Using the listing below, keep only the lines with the word "legend" and copy them.
######
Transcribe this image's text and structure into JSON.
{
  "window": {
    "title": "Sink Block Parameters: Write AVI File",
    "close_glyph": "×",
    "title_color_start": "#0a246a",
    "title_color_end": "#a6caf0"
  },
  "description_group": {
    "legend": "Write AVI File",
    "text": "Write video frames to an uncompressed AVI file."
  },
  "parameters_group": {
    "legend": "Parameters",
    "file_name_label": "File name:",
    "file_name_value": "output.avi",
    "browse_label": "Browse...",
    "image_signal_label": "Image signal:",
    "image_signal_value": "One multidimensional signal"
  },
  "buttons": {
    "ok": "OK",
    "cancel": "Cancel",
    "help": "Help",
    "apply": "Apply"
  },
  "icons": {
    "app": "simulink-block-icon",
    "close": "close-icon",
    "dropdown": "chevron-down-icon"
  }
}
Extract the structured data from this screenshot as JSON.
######
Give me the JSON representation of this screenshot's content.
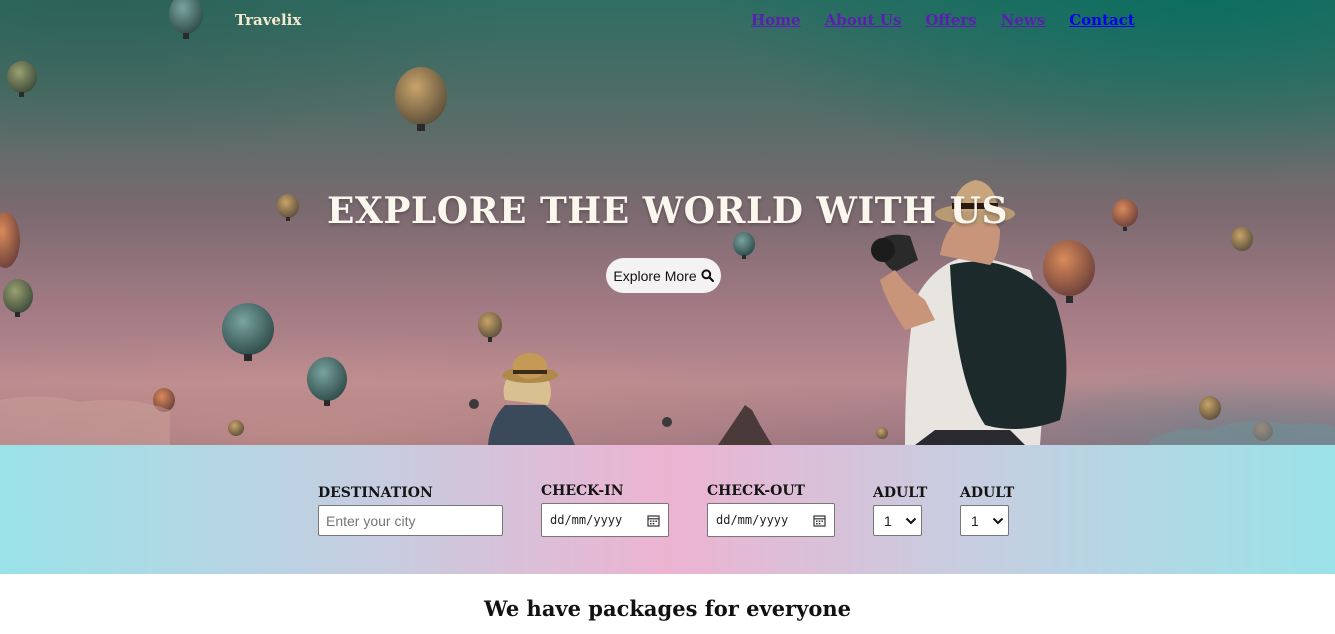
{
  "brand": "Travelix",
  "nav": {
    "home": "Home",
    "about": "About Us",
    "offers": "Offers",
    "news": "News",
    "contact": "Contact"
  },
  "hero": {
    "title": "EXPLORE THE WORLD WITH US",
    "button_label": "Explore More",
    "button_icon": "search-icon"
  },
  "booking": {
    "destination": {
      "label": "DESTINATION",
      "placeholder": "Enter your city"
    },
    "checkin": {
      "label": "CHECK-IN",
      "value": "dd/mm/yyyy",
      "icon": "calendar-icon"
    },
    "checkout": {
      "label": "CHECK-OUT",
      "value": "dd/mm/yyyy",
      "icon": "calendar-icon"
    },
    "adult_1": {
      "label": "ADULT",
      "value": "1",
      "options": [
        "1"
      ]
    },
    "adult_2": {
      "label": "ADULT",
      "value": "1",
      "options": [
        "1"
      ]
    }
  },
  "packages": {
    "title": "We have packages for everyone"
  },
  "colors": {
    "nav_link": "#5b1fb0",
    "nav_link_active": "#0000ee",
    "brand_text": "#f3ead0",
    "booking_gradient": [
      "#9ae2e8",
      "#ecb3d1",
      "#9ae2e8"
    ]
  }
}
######
## SOLUTION FOR THIS PROBLEM:
    "legend": "Write AVI File",
    "legend": "Parameters",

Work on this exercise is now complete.